[Dataset excerpts Boundary: Start]
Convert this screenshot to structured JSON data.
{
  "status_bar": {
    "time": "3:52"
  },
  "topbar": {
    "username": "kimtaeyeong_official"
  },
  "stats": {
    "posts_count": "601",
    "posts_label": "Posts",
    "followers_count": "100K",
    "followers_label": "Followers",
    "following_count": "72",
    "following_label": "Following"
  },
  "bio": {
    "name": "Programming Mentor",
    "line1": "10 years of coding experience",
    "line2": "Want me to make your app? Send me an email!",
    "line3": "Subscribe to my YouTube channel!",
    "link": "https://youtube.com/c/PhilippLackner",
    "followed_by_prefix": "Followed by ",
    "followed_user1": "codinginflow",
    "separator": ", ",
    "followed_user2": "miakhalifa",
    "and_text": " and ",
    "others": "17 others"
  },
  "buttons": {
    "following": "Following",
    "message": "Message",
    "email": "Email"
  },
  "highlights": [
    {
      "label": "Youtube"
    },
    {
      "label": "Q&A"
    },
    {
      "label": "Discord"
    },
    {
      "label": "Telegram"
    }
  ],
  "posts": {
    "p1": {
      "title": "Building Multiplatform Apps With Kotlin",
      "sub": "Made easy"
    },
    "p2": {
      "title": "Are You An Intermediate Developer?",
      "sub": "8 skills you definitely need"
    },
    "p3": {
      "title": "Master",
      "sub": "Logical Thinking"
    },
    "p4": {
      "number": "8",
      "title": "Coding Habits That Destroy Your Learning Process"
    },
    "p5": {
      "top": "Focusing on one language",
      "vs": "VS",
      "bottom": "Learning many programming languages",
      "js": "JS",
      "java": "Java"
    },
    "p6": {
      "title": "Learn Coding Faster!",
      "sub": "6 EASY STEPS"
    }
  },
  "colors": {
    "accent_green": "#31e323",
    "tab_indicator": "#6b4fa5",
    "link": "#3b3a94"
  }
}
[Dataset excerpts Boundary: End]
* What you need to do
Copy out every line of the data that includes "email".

* Result for this exercise
    "line2": "Want me to make your app? Send me an email!",
    "email": "Email"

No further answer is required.